▶ [TASK]:
Where the word "Animated" appears in a line below, copy the whole line.

╔══

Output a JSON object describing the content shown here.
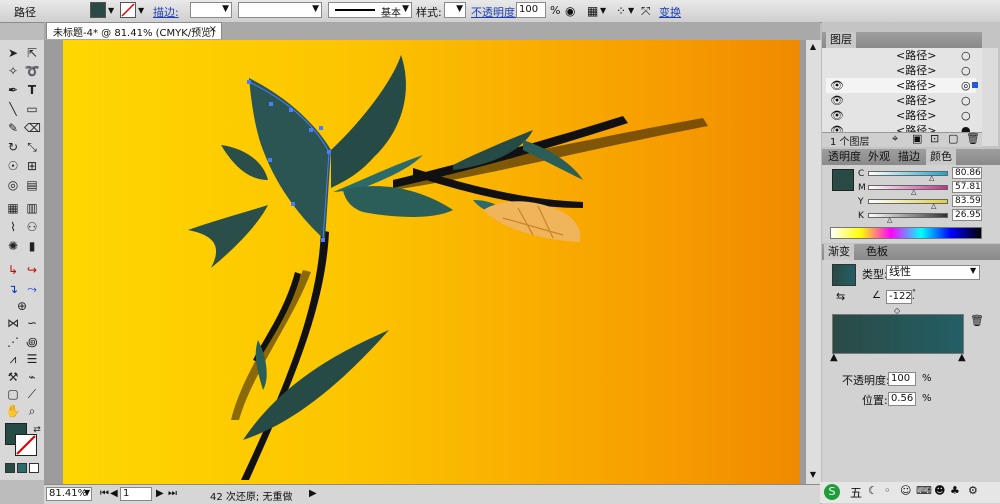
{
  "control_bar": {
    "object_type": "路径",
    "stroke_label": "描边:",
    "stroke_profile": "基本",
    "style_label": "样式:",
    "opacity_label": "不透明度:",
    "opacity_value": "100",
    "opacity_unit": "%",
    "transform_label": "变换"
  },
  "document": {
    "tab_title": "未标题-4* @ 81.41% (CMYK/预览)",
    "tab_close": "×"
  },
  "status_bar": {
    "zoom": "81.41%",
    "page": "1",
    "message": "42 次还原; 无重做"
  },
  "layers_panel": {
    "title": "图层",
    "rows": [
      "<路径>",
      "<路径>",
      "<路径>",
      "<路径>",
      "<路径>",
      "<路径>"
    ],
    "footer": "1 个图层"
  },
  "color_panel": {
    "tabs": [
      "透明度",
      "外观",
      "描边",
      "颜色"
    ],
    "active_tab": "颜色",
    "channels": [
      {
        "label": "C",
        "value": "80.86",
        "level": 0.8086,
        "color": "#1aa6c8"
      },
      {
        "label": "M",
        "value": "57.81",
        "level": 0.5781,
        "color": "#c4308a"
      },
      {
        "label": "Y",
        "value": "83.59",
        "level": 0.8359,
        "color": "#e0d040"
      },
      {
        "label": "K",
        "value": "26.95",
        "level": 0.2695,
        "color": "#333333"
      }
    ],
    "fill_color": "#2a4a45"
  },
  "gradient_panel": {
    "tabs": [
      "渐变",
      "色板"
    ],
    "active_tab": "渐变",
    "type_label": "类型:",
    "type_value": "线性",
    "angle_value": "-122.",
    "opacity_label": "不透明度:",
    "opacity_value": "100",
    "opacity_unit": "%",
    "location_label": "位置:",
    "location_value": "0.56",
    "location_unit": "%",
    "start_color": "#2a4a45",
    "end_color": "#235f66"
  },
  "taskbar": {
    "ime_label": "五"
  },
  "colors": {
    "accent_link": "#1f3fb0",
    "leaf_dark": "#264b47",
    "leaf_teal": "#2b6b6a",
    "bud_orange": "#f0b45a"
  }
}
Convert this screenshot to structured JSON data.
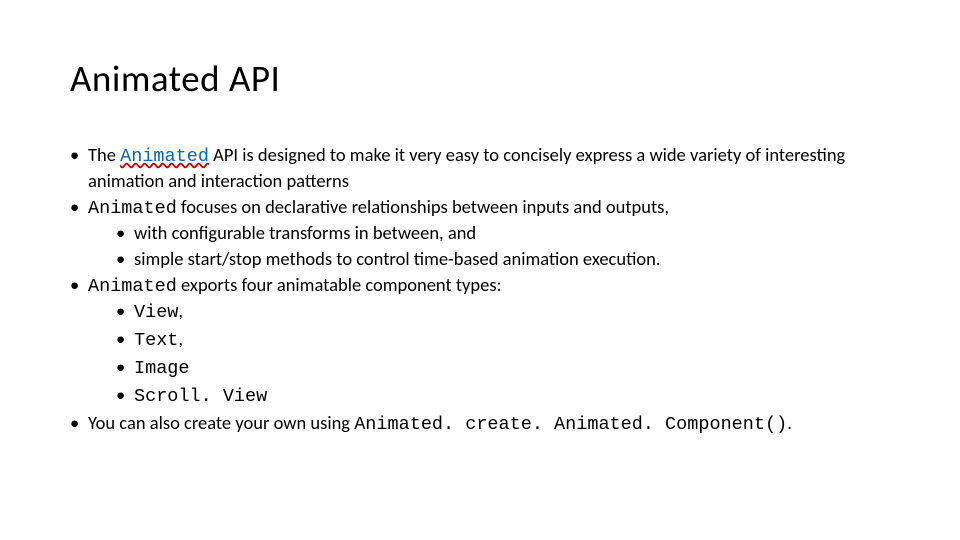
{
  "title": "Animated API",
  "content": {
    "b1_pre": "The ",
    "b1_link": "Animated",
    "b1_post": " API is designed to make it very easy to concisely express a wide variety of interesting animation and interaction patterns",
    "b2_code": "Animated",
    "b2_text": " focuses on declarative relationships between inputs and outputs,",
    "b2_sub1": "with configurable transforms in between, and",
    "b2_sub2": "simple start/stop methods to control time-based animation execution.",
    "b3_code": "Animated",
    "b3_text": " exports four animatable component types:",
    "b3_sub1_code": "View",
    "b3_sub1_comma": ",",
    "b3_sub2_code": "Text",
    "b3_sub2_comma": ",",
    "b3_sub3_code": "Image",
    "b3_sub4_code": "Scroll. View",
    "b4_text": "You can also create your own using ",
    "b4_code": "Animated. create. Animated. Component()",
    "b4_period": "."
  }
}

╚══
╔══

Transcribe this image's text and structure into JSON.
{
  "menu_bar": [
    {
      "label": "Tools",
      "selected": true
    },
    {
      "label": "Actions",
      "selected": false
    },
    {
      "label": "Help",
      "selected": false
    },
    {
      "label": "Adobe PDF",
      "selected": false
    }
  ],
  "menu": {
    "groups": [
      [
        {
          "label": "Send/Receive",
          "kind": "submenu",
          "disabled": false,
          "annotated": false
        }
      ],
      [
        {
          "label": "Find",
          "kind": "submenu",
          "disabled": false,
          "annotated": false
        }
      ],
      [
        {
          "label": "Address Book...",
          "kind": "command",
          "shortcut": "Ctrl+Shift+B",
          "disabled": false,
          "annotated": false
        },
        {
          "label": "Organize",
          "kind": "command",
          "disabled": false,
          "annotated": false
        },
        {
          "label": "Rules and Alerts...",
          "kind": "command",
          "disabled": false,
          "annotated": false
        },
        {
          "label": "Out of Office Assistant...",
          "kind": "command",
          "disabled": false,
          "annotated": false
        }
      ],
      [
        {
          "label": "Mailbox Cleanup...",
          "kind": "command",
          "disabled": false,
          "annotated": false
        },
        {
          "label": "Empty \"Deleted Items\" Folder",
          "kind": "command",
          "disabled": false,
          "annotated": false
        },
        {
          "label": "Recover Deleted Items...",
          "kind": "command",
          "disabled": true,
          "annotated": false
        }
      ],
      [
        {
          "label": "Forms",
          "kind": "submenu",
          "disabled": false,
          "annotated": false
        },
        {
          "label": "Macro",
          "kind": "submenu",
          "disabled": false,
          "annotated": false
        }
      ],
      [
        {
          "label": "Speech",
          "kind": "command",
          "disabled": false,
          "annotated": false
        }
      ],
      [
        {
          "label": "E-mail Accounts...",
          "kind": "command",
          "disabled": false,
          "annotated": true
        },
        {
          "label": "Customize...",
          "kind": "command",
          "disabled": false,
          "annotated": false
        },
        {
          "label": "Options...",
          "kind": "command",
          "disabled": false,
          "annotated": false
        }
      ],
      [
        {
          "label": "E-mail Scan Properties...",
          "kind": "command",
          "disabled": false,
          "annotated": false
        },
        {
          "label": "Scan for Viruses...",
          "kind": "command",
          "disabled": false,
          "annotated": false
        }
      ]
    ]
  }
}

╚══

▶ [SOLUTION TO THE PROBLEM]:
  "title": "Animated API",
    "b1_link": "Animated",
    "b2_code": "Animated",
    "b3_code": "Animated",
    "b4_code": "Animated. create. Animated. Component()",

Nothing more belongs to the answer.